### Assignment
Write out each entry below exactly; the images do not belong in your copy.

[Opening Dataset records section]

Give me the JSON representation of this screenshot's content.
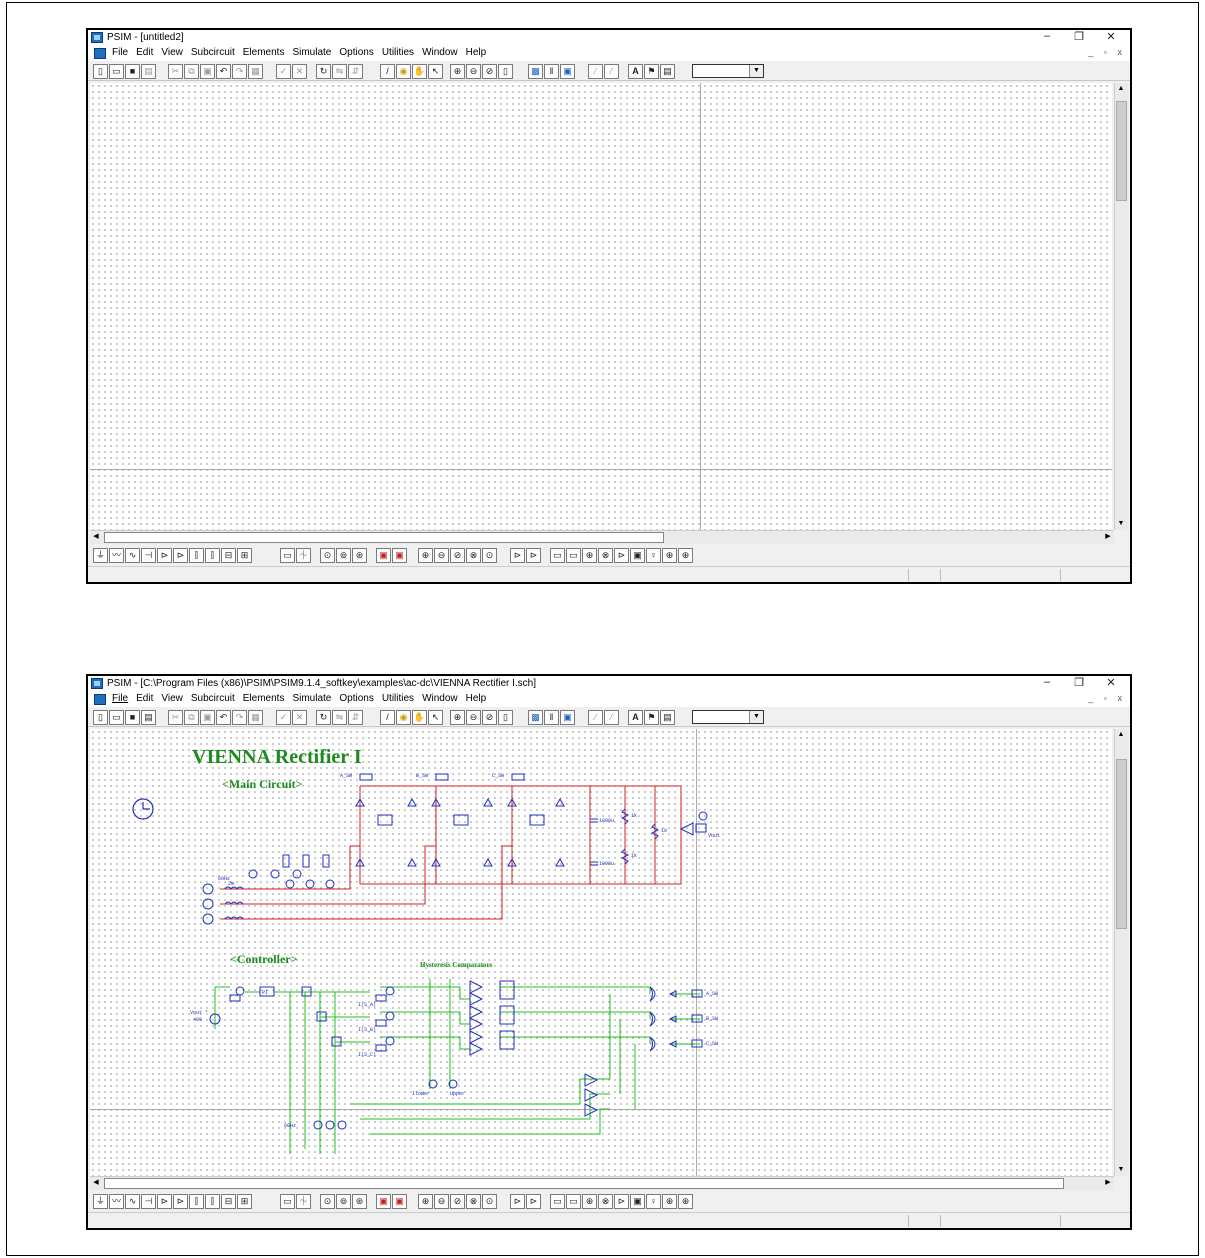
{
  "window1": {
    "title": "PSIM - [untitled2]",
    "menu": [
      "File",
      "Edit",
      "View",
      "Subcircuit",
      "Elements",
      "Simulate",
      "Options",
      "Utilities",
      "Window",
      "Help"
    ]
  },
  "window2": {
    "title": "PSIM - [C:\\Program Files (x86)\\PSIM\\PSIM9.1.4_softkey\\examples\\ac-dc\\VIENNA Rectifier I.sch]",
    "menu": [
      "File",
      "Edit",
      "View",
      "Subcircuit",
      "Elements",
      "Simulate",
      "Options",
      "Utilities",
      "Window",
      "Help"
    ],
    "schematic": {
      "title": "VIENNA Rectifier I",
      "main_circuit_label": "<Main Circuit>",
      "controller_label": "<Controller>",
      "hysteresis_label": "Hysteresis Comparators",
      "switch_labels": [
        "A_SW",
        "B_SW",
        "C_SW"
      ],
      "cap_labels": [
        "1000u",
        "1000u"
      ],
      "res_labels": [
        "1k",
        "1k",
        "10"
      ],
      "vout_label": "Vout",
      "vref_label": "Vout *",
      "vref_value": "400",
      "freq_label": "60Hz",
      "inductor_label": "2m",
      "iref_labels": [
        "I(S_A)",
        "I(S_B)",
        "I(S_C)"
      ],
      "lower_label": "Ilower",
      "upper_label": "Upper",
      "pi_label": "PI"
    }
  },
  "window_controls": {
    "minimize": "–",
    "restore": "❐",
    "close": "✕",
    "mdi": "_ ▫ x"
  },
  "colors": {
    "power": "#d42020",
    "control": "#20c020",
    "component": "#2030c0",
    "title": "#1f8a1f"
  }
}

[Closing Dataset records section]

### Answer area
Give me the JSON representation of this screenshot's content.
{
  "window1": {
    "title": "PSIM - [untitled2]",
    "menu": [
      "File",
      "Edit",
      "View",
      "Subcircuit",
      "Elements",
      "Simulate",
      "Options",
      "Utilities",
      "Window",
      "Help"
    ]
  },
  "window2": {
    "title": "PSIM - [C:\\Program Files (x86)\\PSIM\\PSIM9.1.4_softkey\\examples\\ac-dc\\VIENNA Rectifier I.sch]",
    "menu": [
      "File",
      "Edit",
      "View",
      "Subcircuit",
      "Elements",
      "Simulate",
      "Options",
      "Utilities",
      "Window",
      "Help"
    ],
    "schematic": {
      "title": "VIENNA Rectifier I",
      "main_circuit_label": "<Main Circuit>",
      "controller_label": "<Controller>",
      "hysteresis_label": "Hysteresis Comparators",
      "switch_labels": [
        "A_SW",
        "B_SW",
        "C_SW"
      ],
      "cap_labels": [
        "1000u",
        "1000u"
      ],
      "res_labels": [
        "1k",
        "1k",
        "10"
      ],
      "vout_label": "Vout",
      "vref_label": "Vout *",
      "vref_value": "400",
      "freq_label": "60Hz",
      "inductor_label": "2m",
      "iref_labels": [
        "I(S_A)",
        "I(S_B)",
        "I(S_C)"
      ],
      "lower_label": "Ilower",
      "upper_label": "Upper",
      "pi_label": "PI"
    }
  },
  "window_controls": {
    "minimize": "–",
    "restore": "❐",
    "close": "✕",
    "mdi": "_ ▫ x"
  },
  "colors": {
    "power": "#d42020",
    "control": "#20c020",
    "component": "#2030c0",
    "title": "#1f8a1f"
  }
}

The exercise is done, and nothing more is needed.